Smell this: Journalist Justin Courter‘s debut novel Musk Dreams ($15.95), whose hero has a skunk-scent fetish and strives to find a woman who will understand him — and thinks he has struck gold in one with a fish fetish — is forthcoming from Omnidawn. Best known heretofore for publishing poetry, the Richmond outfit is also about to release Paraspheres ($17.95), a New Wave fabulist anthology comprising brazenly unrealistic stories, fables, and snatches of history that could, would, and will never happen by sci-fi cult idols Rikki Ducornet, Kim Stanley Robinson, and dozens more.
They come, they go: Cody’s Books is opening a new store in downtown San Francisco this summer. Easy Going is closing in February.

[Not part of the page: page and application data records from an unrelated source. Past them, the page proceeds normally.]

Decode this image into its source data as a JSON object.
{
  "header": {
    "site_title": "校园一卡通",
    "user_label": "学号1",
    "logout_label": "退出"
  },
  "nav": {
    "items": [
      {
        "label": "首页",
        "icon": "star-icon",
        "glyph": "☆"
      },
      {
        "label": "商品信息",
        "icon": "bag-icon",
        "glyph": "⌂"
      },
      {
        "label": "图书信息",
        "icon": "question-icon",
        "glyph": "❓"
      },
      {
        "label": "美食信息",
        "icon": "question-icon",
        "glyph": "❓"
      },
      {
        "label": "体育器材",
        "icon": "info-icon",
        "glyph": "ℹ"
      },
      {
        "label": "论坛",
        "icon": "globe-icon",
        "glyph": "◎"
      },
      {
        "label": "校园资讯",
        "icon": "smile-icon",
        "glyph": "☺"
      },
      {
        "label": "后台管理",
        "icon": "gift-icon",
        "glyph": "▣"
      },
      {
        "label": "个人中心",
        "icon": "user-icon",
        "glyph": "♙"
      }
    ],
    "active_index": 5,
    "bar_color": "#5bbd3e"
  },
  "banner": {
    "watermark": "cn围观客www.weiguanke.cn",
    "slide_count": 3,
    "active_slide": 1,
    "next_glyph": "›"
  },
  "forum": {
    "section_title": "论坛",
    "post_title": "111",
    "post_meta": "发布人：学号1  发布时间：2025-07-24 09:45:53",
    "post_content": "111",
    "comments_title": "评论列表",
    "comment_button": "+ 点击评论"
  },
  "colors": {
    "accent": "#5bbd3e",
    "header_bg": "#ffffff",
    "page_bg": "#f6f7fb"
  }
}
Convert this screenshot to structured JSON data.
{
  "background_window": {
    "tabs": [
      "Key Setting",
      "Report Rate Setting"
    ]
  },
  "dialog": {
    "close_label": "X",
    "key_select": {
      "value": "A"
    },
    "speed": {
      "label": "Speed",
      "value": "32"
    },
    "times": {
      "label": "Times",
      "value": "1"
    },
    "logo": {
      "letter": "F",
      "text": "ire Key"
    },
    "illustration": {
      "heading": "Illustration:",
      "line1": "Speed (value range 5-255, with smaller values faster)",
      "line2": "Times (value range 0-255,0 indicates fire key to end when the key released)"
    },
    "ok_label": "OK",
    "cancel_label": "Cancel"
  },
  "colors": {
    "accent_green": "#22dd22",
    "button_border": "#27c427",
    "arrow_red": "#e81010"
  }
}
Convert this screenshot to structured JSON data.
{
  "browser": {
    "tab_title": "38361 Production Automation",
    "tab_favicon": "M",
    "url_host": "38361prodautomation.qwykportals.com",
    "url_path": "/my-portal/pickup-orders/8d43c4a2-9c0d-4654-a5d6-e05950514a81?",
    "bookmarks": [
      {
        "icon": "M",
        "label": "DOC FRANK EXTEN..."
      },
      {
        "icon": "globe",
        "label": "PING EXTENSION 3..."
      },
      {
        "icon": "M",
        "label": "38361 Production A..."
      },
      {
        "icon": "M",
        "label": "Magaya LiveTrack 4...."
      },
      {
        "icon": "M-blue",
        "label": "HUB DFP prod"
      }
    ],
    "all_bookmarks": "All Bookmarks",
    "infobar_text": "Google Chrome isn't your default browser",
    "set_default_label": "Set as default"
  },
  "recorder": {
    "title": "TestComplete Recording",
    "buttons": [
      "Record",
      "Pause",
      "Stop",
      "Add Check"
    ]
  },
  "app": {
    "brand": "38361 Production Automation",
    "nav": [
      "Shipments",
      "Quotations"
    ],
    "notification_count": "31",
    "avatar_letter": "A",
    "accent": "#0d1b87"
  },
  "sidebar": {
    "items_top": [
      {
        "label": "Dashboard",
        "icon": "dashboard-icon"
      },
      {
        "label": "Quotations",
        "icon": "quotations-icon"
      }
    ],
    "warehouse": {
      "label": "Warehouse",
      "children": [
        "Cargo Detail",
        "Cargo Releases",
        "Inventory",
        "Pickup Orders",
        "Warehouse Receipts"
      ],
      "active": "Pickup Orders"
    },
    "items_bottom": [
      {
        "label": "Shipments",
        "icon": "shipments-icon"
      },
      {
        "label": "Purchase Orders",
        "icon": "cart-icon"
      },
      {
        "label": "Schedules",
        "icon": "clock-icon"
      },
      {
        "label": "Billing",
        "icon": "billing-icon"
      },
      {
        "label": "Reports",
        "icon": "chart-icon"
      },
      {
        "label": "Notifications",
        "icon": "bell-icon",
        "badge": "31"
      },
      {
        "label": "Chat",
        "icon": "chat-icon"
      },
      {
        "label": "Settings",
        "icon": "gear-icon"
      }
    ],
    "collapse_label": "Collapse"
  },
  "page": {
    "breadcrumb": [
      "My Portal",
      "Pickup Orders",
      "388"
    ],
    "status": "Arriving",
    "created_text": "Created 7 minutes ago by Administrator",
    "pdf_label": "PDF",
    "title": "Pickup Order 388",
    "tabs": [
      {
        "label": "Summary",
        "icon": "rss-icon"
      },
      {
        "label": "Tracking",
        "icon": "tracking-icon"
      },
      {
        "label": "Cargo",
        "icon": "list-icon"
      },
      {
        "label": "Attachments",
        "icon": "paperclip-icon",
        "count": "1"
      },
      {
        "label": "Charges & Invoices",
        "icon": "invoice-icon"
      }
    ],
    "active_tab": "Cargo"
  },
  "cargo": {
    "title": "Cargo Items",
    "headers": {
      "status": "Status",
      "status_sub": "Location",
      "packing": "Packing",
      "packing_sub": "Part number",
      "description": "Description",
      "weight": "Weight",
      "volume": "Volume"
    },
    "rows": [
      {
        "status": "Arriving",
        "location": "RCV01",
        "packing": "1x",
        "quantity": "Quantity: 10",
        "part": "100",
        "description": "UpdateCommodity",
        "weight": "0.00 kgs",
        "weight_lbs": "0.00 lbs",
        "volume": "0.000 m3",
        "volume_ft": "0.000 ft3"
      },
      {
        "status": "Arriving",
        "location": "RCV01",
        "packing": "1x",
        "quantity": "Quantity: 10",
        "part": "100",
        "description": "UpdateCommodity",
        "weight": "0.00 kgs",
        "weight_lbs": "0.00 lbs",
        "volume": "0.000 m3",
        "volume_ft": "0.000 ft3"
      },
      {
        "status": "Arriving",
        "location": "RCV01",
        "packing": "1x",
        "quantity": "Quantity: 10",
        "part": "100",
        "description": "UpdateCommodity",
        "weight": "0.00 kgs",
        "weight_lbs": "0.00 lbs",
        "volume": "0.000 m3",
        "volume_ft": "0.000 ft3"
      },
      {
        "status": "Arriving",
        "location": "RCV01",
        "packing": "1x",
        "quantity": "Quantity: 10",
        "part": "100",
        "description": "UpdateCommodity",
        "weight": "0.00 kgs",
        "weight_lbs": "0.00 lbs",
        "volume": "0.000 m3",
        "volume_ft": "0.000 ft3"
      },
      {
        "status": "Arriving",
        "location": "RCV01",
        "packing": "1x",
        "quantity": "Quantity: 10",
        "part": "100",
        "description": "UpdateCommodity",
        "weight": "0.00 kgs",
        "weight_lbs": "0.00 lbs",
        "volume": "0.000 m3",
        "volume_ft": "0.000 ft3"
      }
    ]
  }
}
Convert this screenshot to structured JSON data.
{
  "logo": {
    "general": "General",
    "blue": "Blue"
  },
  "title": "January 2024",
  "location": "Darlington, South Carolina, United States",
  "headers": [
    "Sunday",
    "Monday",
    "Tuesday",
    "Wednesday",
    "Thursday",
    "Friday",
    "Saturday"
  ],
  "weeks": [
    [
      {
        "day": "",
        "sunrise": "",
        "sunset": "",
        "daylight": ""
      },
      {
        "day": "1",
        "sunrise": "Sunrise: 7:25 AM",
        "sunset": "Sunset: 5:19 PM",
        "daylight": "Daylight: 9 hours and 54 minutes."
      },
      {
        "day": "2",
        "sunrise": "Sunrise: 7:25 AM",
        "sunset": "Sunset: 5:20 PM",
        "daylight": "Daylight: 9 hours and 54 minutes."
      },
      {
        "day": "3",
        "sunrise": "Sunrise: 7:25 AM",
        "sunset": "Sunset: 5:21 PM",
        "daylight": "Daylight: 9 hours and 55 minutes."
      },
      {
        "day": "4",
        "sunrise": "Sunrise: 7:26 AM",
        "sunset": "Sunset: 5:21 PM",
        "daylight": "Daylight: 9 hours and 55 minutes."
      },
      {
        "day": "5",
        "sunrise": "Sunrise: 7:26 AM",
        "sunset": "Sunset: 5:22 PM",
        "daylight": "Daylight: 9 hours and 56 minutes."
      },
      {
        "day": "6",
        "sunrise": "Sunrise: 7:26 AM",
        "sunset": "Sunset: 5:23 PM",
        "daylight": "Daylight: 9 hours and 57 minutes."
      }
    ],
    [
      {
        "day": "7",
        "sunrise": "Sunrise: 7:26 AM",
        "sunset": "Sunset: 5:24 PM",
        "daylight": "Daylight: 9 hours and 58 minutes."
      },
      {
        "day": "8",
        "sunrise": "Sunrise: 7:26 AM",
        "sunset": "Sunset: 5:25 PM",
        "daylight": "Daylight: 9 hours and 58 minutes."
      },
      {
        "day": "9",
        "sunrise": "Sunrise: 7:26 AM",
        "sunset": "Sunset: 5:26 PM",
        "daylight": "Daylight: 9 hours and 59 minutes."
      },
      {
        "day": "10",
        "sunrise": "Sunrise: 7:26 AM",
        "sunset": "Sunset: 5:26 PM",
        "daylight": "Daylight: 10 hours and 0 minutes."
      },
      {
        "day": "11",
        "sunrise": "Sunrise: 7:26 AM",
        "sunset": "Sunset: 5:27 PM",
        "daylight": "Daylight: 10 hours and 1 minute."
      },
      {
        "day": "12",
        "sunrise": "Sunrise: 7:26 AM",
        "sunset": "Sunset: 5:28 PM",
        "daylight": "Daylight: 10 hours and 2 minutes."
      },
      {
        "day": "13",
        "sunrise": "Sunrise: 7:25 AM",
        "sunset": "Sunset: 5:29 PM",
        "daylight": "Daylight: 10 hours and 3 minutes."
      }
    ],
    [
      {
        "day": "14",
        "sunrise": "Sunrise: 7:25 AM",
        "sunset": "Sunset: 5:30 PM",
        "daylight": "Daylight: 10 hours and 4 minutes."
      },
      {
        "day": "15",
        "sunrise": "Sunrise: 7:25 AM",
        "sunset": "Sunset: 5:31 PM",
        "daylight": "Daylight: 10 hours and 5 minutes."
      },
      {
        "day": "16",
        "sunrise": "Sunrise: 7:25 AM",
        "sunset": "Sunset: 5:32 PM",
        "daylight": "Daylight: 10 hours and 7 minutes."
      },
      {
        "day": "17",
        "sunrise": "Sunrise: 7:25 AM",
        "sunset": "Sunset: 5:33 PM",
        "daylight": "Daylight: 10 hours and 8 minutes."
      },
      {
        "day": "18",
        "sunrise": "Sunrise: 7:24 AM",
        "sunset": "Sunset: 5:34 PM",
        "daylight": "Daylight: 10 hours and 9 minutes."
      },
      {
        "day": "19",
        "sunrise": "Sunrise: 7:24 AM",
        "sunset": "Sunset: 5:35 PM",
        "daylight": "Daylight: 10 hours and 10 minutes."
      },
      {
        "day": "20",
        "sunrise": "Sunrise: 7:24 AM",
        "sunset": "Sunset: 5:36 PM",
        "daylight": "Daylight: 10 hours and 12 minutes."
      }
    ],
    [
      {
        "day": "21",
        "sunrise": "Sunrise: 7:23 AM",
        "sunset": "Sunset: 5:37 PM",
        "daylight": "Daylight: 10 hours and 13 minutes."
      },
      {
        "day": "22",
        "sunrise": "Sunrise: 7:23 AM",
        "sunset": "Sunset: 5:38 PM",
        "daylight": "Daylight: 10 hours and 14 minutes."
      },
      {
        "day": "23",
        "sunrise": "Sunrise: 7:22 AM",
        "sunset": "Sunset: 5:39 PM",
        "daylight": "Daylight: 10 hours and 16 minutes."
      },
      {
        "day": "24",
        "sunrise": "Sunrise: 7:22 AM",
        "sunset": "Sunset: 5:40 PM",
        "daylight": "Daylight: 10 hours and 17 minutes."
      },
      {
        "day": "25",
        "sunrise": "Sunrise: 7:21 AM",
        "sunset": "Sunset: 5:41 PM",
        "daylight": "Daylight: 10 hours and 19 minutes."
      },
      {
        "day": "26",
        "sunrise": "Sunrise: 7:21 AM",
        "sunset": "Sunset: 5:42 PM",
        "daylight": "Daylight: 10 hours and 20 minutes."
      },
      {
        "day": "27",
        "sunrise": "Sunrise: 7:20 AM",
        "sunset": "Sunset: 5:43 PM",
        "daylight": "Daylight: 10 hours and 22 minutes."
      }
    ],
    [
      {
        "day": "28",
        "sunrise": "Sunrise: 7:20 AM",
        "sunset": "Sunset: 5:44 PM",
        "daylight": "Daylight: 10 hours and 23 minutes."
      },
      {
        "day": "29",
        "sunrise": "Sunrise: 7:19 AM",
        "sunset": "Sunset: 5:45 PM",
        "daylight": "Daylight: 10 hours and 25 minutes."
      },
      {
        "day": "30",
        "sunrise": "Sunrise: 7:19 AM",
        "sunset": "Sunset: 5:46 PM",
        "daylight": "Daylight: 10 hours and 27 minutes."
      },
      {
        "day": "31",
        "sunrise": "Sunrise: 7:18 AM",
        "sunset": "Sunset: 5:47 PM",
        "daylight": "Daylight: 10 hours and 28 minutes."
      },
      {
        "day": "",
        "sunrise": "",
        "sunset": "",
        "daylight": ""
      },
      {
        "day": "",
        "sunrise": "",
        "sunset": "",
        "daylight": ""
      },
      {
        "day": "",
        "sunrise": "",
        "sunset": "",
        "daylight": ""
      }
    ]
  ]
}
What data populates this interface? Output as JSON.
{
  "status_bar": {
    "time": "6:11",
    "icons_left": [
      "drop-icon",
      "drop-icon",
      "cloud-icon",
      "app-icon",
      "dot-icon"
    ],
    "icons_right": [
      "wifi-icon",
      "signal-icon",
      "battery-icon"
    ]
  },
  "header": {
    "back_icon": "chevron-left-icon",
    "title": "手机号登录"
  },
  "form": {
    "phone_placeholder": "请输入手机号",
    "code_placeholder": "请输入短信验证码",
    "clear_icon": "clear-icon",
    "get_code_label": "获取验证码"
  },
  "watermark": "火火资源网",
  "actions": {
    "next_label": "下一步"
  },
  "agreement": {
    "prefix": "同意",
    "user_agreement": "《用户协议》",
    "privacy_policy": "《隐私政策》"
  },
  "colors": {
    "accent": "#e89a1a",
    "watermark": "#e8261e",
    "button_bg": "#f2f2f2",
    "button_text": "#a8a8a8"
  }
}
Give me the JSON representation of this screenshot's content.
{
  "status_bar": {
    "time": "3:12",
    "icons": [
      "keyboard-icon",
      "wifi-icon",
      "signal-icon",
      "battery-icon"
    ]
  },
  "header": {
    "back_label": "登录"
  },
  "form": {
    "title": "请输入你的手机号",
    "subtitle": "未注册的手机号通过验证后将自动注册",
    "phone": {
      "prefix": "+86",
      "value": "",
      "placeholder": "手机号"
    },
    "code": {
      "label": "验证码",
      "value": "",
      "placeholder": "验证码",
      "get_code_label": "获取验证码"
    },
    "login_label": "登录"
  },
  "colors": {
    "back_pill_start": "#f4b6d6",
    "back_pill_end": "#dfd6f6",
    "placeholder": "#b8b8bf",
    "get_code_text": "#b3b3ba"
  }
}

And friendly Signal Books at UC Berkeley’s North Gate is up for sale. “It’s not a goldmine, but it has supported me for two years,” says owner Carson Hall, who is decamping for New York.
Art works: After his daughter was born with multiple disabilities, Leon Borensztein despaired over “the constant medical problems, ongoing therapies, the complexity of ‘special education,’ the heartless bureaucracy that was created to help you and your ‘special child’ — and how painful it is to witness others making fun of your disabled child.” Seeking to better understand his daughter, Borensztein began photographing disabled artists at Oakland’s Creative Growth Arts Center. One Is Adam One Is Superman (Chronicle, $40) depicts dozens of them alongside their works, with their own commentary. “Never put your tongue on someone else’s hamburger,” warns Anthony Eng, whose Prismacolor-marker drawings are complex and whimsical. Cerebral-palsy patient Carl Hendrickson, who cannot speak, spent two years building a Bauhaus-style alternative to his wheelchair. Autistic watercolorist Aurie Ramirez paints prostitutes in clown makeup, hard at work. “I can’t move my physical body,” Diane Rhodes declares, “but I can move paint.”
“I want to do all I can to change the stereotypes,” Borensztein says. His first photo sessions at the center were “exhausting physically and emotionally, exacerbated by the fear, pain, and agony connected to being the father of a disabled child. I didn’t even ask for the names of the people I photographed; I just wanted to take the pictures and leave.” But soon he came to savor his subject: “I learned to stop feeling sorry for myself.”